Guest poem sent in by Sachin
(Poem #1250) Brave World
But what about the courage of the cancer cell that breaks out from the crowd it has belonged to all its life like a housewife erupting from her line at the grocery store because she just can't stand the sameness anymore? What about the virus that arrives in town like a traveler from somewhere faraway with suitcases in hand, who only wants a place to stay, a chance to get ahead in the land of opportunity, but who smells bad, talks funny, and reproduces fast? What about the microbe that hurls its tiny boat straight into the rushing metabolic tide, no less cunning and intrepid than Odysseus; that gambles all to found a city on an unknown shore? What about their bill of rights, their access to a full-scale, first-class destiny? their chance to realize maximum potential?-which, sure, will come at the expense of someone else, someone who, from a certain point of view, is a secondary character, whose weeping is almost too far off to hear, a noise among the noises coming from the shadows of any brave new world.

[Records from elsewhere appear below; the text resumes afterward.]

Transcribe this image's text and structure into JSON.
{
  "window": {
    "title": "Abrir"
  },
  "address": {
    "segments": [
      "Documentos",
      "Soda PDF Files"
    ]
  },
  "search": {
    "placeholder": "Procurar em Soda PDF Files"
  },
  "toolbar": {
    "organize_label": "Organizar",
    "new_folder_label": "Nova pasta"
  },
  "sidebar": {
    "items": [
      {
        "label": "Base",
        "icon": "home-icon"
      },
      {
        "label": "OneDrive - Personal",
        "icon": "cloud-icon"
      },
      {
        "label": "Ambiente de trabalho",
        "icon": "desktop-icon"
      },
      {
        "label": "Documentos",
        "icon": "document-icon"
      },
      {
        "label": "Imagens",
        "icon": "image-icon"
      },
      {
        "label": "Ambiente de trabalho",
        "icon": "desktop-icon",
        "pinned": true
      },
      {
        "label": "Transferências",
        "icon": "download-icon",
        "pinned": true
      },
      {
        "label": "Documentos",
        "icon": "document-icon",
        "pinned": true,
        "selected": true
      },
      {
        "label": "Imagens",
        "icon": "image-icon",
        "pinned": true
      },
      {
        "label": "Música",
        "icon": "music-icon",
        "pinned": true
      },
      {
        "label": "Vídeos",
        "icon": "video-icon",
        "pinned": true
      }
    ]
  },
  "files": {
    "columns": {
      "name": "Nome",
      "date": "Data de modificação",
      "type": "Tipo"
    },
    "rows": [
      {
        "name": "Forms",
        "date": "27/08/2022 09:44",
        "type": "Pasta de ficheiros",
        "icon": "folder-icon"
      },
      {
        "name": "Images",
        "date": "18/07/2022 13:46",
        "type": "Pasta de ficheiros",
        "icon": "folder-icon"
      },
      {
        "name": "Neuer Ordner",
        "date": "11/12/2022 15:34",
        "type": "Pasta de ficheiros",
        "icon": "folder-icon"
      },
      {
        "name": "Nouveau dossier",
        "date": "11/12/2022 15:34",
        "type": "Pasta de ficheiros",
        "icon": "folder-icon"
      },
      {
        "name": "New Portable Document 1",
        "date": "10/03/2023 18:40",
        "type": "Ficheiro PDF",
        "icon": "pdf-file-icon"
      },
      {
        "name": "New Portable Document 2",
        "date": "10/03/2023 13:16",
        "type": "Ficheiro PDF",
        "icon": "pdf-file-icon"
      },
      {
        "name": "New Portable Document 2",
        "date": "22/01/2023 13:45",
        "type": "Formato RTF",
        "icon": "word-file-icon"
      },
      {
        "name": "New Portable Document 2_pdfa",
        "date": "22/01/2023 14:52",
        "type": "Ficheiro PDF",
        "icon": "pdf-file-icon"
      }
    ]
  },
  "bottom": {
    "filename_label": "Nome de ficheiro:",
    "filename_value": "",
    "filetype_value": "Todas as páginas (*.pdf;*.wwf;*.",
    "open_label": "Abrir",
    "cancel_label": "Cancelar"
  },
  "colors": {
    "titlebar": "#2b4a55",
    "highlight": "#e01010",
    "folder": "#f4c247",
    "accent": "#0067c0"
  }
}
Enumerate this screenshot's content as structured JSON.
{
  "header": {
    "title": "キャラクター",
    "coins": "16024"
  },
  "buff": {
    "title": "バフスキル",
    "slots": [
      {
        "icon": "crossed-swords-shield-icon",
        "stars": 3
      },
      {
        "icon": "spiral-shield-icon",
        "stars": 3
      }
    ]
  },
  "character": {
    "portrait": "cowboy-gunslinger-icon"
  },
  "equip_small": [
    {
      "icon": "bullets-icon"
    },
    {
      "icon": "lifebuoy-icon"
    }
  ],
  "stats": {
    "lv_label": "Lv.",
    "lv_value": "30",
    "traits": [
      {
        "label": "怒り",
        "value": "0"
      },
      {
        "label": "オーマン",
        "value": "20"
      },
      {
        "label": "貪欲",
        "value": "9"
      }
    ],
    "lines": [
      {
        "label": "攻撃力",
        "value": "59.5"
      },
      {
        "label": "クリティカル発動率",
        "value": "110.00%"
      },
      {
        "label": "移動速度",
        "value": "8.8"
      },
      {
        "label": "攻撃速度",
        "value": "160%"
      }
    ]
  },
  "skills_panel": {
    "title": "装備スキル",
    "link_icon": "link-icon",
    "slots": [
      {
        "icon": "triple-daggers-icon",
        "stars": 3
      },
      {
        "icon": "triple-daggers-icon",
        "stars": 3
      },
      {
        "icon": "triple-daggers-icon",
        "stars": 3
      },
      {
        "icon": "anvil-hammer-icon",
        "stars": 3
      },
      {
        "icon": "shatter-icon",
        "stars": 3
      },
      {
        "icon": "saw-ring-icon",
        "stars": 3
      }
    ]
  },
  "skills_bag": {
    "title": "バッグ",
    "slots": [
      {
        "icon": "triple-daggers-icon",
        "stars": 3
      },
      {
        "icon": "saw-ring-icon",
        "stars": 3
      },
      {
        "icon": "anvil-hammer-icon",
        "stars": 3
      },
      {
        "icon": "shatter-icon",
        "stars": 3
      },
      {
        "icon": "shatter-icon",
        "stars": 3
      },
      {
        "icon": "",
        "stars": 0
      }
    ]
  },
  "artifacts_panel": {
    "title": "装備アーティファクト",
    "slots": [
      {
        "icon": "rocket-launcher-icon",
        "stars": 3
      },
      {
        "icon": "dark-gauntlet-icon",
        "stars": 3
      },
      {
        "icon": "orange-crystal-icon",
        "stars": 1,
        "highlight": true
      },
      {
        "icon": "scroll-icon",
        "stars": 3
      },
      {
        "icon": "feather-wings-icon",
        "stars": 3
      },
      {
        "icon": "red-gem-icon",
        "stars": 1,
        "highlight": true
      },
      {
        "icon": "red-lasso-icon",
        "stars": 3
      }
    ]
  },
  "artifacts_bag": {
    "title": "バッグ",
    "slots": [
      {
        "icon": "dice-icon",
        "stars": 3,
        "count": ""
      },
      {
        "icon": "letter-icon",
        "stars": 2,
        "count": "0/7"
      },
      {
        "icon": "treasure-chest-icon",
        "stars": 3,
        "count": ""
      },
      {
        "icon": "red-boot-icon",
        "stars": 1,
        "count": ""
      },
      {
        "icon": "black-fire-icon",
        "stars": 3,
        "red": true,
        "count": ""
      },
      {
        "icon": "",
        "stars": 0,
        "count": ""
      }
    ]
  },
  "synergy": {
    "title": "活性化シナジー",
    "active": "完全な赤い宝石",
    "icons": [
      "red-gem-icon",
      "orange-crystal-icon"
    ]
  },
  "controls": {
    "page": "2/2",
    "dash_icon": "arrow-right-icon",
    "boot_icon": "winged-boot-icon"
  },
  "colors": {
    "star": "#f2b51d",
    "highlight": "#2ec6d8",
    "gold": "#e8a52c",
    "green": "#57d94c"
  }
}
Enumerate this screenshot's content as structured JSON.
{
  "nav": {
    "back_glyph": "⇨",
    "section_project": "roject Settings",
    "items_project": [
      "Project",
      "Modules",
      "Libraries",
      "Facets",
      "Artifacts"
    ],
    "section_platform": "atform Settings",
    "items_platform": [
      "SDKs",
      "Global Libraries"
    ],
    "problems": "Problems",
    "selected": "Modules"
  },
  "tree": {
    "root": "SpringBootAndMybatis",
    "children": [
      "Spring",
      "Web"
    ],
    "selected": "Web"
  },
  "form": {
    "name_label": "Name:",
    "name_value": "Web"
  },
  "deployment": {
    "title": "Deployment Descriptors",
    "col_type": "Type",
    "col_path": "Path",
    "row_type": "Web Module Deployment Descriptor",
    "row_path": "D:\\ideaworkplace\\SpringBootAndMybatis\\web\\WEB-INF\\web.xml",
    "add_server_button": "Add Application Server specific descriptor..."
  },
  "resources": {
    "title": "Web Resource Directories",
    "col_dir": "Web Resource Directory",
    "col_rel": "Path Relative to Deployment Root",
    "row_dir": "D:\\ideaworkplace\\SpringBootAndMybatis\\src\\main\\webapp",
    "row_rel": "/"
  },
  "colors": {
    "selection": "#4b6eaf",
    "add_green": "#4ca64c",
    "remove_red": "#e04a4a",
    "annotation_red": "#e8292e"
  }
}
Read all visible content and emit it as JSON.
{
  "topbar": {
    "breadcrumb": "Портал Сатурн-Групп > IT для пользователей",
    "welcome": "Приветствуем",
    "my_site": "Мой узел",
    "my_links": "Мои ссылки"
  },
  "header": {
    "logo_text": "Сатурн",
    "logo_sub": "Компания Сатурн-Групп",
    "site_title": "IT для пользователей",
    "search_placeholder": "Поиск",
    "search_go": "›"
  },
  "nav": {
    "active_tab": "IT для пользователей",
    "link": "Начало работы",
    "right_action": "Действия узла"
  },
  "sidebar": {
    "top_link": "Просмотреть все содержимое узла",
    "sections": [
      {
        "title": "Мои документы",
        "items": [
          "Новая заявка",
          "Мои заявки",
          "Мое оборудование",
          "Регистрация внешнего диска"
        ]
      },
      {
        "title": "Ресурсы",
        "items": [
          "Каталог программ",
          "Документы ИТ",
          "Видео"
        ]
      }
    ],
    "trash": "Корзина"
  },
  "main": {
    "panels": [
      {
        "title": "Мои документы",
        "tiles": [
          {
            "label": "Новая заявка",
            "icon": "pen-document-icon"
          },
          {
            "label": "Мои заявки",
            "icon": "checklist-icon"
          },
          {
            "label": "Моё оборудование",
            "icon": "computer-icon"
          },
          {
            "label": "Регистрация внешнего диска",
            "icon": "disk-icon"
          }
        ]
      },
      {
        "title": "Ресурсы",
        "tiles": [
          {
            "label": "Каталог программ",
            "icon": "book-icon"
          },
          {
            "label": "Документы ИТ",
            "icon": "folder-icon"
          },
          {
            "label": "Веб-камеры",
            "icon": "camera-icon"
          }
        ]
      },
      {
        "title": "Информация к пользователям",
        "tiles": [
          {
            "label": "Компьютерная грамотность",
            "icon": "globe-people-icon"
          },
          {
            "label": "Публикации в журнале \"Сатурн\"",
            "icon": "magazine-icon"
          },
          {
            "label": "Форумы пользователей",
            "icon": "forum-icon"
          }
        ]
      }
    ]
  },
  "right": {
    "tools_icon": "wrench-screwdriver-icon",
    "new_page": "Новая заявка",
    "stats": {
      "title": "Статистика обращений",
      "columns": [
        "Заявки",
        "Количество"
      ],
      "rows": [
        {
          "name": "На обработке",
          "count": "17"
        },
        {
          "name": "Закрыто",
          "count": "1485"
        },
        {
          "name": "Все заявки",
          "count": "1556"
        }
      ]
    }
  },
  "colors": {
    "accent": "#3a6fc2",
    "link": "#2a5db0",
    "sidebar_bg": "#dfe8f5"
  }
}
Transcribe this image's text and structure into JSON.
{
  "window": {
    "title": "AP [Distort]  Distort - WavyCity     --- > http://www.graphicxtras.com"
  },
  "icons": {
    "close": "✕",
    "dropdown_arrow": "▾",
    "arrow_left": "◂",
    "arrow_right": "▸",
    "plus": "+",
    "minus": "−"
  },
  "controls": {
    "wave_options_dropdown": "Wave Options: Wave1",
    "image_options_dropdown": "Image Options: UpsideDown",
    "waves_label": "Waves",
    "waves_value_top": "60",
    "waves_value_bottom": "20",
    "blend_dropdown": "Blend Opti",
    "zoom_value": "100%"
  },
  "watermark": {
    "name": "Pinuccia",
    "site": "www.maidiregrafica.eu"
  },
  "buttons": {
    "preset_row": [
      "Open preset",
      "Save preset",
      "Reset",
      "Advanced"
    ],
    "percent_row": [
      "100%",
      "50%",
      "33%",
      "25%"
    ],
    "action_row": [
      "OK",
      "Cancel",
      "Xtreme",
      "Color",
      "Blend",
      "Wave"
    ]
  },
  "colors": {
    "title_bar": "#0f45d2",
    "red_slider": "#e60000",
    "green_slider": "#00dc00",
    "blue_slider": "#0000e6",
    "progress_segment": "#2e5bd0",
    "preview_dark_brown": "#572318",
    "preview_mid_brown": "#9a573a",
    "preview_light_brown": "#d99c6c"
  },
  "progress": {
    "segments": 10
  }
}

The previous poem [Poem #1236] prompted me to look up Tony Hoagland on the net and I came across this gem of a poem. This poem works for me on various levels. At the most superficial level, its an interesting look at circumstances from the other person's point of view. It brings up the stark fact that life is a zero sum game and for someone to win, somebody else necessarily has to lose. The last two paragraphs seemed especially relevant in the context of the current ['recent' now - ed] Gulf war. The innocent civilians who lost life and limb are but ".. a secondary character, whose weeping is almost too far off to hear, a noise among the noises coming from the shadows of any brave new world." Sachin [Martin adds] Tangentially, I was reminded of the following quote: Popular mythology to the contrary, that niche [large terrestrial life forms] has always been on the outer edge of existence. It's amazing, really, how the large size of humans prejudices our view of life. To this day, biologists talk of mammals dominating the earth. That's news to bacteria! Not to mention insects and worms. We, and all our bulky mammal relatives, are just rare clouds drifting over the teeming landscape of life. So were the dinosaurs. It reminds me of J. B. S. Haldane's quip, when he was asked what his life's study of biology indicated about God. "He has an inordinate fondness for beetles." -- Eric Flint, "Mother of Demons" (available at [broken link] http://www.baen.com/library/)